A: (laughs) So, let’s just be real. What do you hate about nursing school?
B: I hate the feeling of jealousy. I put 100% into a really hard class, and I know there’s classmates out there who study for 15 minutes and get A’s. It’s not a competition, but I felt like I couldn’t achieve the level I really wanted to.
Also, I hate studying, but I love learning. I don’t like sitting down, reading a book that’s telling me a million little details and taking a test that includes one sentence out of that entire chapter. That was annoying.
A: What drives you to push past those challenges?
B: I think it all ties back to what I believe in. I believe in Jesus Christ, and I believe that He gives us a calling. I look back to what He’s brought me through — the two years of prerequisites, not getting into FGCU’s program, finding PBAU out of the blue — and just realizing all the tiny little steps I’ve gone through. This all has a purpose.
If I fail, it’s not the end of the world. If I fail, I want to fail being able to know that I couldn’t have done any better than I did. I can think, “Well, I did my best, and if it’s not for me, then it’s not for me.”
A: Okay, now what do you love about nursing school?
B: I think my favorite part is seeing other nursing majors feel so passionate. One of my friends and I went to a psych ward [for clinical], and she’s had a lot of really tough times with mental [illness], so she feels very compassionate about people in the psych wards.
The gross stuff, like wiping up poop and vomit, doesn’t disgust me because it makes me happy to think that somebody is being taken care of. No one wants to sit in their own poop, no one wants to sit in their own vomit, but when [nurses] make sure that [the patients] are comfortable, that makes me happy. Doing the things that are gross does make a very big difference.
A: Do you have any advice for anyone who wants to be a nursing major or is a nursing major?
B: It’s cheesy but it’s kind of true. Don’t be scared to fail. Don’t be scared when you don’t meet your expectations because life is not about a test. Life is about taking care of a human being. You can learn more from a human being than you could ever learn from a test.
My other advice would be to just take one day at a time. Know what you have to do ahead of time, but don’t waste time thinking, “Oh, I should’ve studied more.” Just do what you need to do in that moment in time.
Also, it’s okay to take a break, because you don’t need to feel like, “My friend is studying right now, so I need to study too.” It’s okay to watch TV at night, and it’s okay to take a day off.

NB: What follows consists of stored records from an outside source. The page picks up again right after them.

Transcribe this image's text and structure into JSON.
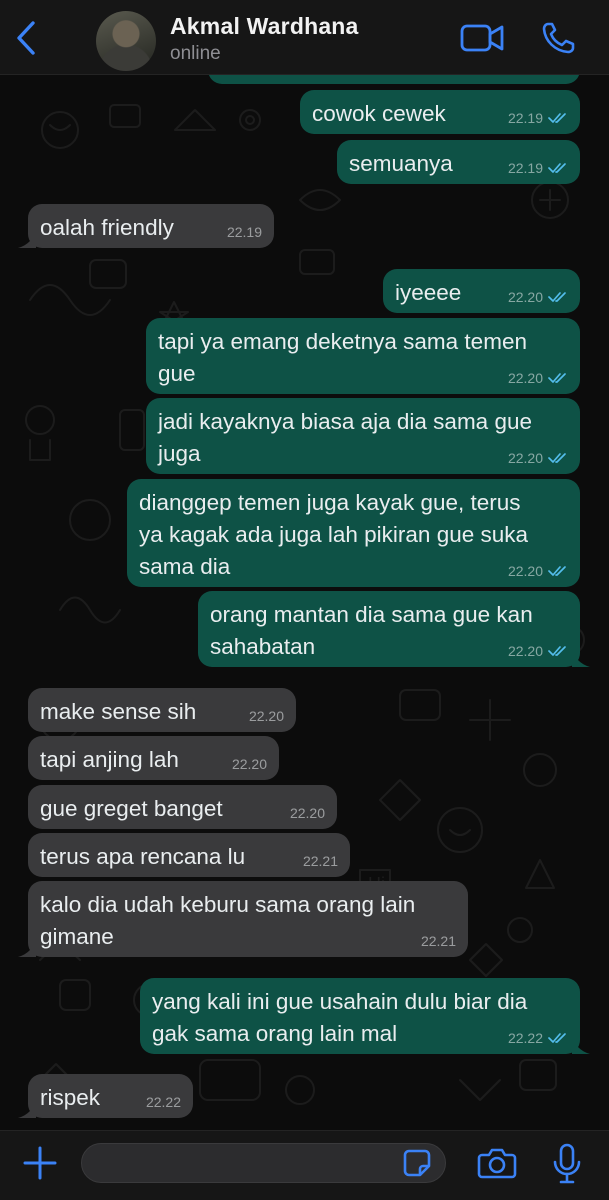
{
  "header": {
    "contact_name": "Akmal Wardhana",
    "status": "online",
    "back_icon": "chevron-left-icon",
    "video_icon": "video-call-icon",
    "call_icon": "phone-icon"
  },
  "theme": {
    "accent": "#3b82f6",
    "outgoing_bubble": "#0e5246",
    "incoming_bubble": "#3a3a3c",
    "read_ticks": "#53bdeb"
  },
  "messages": [
    {
      "dir": "out",
      "lines": [
        ""
      ],
      "time": "22.19",
      "read": true
    },
    {
      "dir": "out",
      "lines": [
        "cowok cewek"
      ],
      "time": "22.19",
      "read": true
    },
    {
      "dir": "out",
      "lines": [
        "semuanya"
      ],
      "time": "22.19",
      "read": true
    },
    {
      "dir": "in",
      "lines": [
        "oalah friendly"
      ],
      "time": "22.19"
    },
    {
      "dir": "out",
      "lines": [
        "iyeeee"
      ],
      "time": "22.20",
      "read": true
    },
    {
      "dir": "out",
      "lines": [
        "tapi ya emang deketnya sama temen",
        "gue"
      ],
      "time": "22.20",
      "read": true
    },
    {
      "dir": "out",
      "lines": [
        "jadi kayaknya biasa aja dia sama gue",
        "juga"
      ],
      "time": "22.20",
      "read": true
    },
    {
      "dir": "out",
      "lines": [
        "dianggep temen juga kayak gue, terus",
        "ya kagak ada juga lah pikiran gue suka",
        "sama dia"
      ],
      "time": "22.20",
      "read": true
    },
    {
      "dir": "out",
      "lines": [
        "orang mantan dia sama gue kan",
        "sahabatan"
      ],
      "time": "22.20",
      "read": true
    },
    {
      "dir": "in",
      "lines": [
        "make sense sih"
      ],
      "time": "22.20"
    },
    {
      "dir": "in",
      "lines": [
        "tapi anjing lah"
      ],
      "time": "22.20"
    },
    {
      "dir": "in",
      "lines": [
        "gue greget banget"
      ],
      "time": "22.20"
    },
    {
      "dir": "in",
      "lines": [
        "terus apa rencana lu"
      ],
      "time": "22.21"
    },
    {
      "dir": "in",
      "lines": [
        "kalo dia udah keburu sama orang lain",
        "gimane"
      ],
      "time": "22.21"
    },
    {
      "dir": "out",
      "lines": [
        "yang kali ini gue usahain dulu biar dia",
        "gak sama orang lain mal"
      ],
      "time": "22.22",
      "read": true
    },
    {
      "dir": "in",
      "lines": [
        "rispek"
      ],
      "time": "22.22"
    }
  ],
  "input_bar": {
    "plus_icon": "plus-icon",
    "placeholder": "",
    "sticker_icon": "sticker-icon",
    "camera_icon": "camera-icon",
    "mic_icon": "microphone-icon"
  }
}
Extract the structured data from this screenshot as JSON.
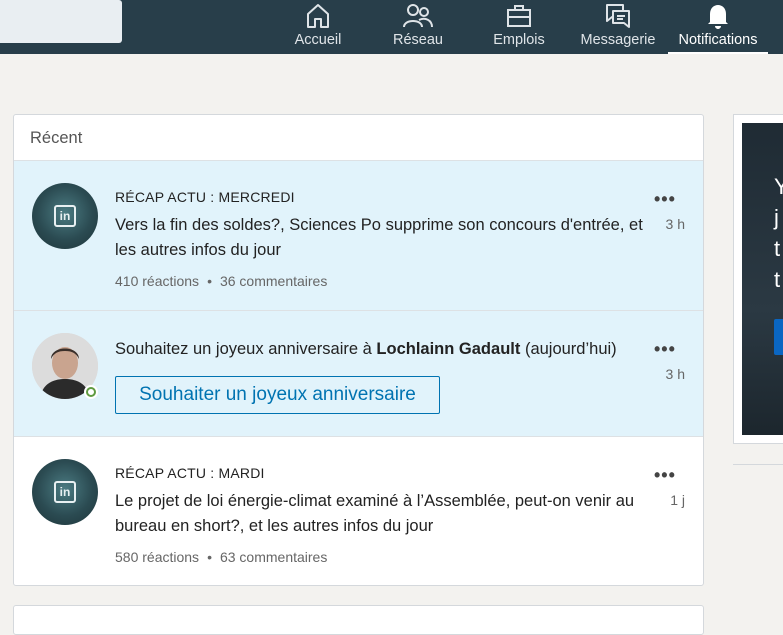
{
  "nav": {
    "items": [
      {
        "label": "Accueil",
        "icon": "home-icon"
      },
      {
        "label": "Réseau",
        "icon": "network-icon"
      },
      {
        "label": "Emplois",
        "icon": "briefcase-icon"
      },
      {
        "label": "Messagerie",
        "icon": "messaging-icon"
      },
      {
        "label": "Notifications",
        "icon": "bell-icon",
        "active": true
      }
    ]
  },
  "card": {
    "header": "Récent",
    "notifications": [
      {
        "label": "RÉCAP ACTU : MERCREDI",
        "headline": "Vers la fin des soldes?, Sciences Po supprime son concours d'entrée, et les autres infos du jour",
        "reactions": "410 réactions",
        "separator": "•",
        "comments": "36 commentaires",
        "time": "3 h",
        "more": "•••"
      },
      {
        "text_before": "Souhaitez un joyeux anniversaire à ",
        "name": "Lochlainn Gadault",
        "text_after": " (aujourd’hui)",
        "button": "Souhaiter un joyeux anniversaire",
        "time": "3 h",
        "more": "•••"
      },
      {
        "label": "RÉCAP ACTU : MARDI",
        "headline": "Le projet de loi énergie-climat examiné à l’Assemblée, peut-on venir au bureau en short?, et les autres infos du jour",
        "reactions": "580 réactions",
        "separator": "•",
        "comments": "63 commentaires",
        "time": "1 j",
        "more": "•••"
      }
    ]
  },
  "ad": {
    "letters": [
      "Y",
      "j",
      "t",
      "t"
    ]
  },
  "colors": {
    "topbar": "#283e4a",
    "unread_bg": "#e1f3fb",
    "accent": "#0073b1",
    "online": "#5f9b41"
  }
}
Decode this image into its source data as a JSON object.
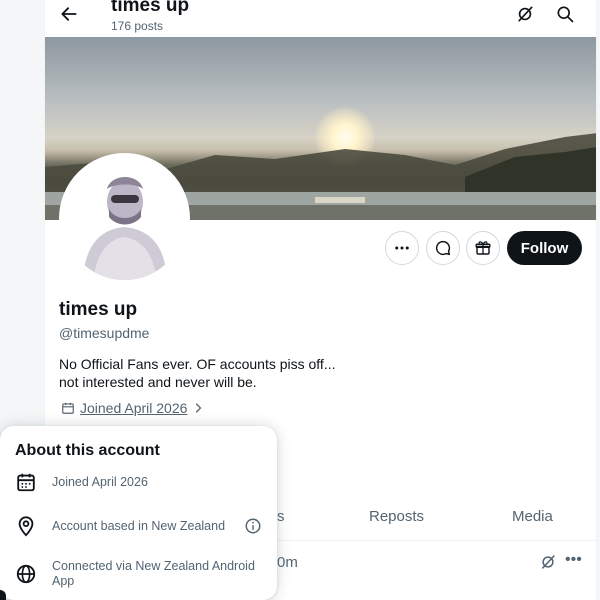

As I type this conclusion, I’m sitting at my desk in my apartment. Belle, sitting at her desk holding an orange highlighter, reading through a lengthy chapter in a giant textbook. She’s already preparing for what’s ahead.
For her final year of nursing school, Belle is eager to learn about obstetrics and pediatrics during her clinicals — she wants to figure out if she should specialize in those areas. Belle is also planning to go on a mission trip to El Salvador for spring break.
As for me, I’m looking forward to hearing an alarm at 5 a.m. every other morning, because I know that’s protocol for someone who’s training to save lives.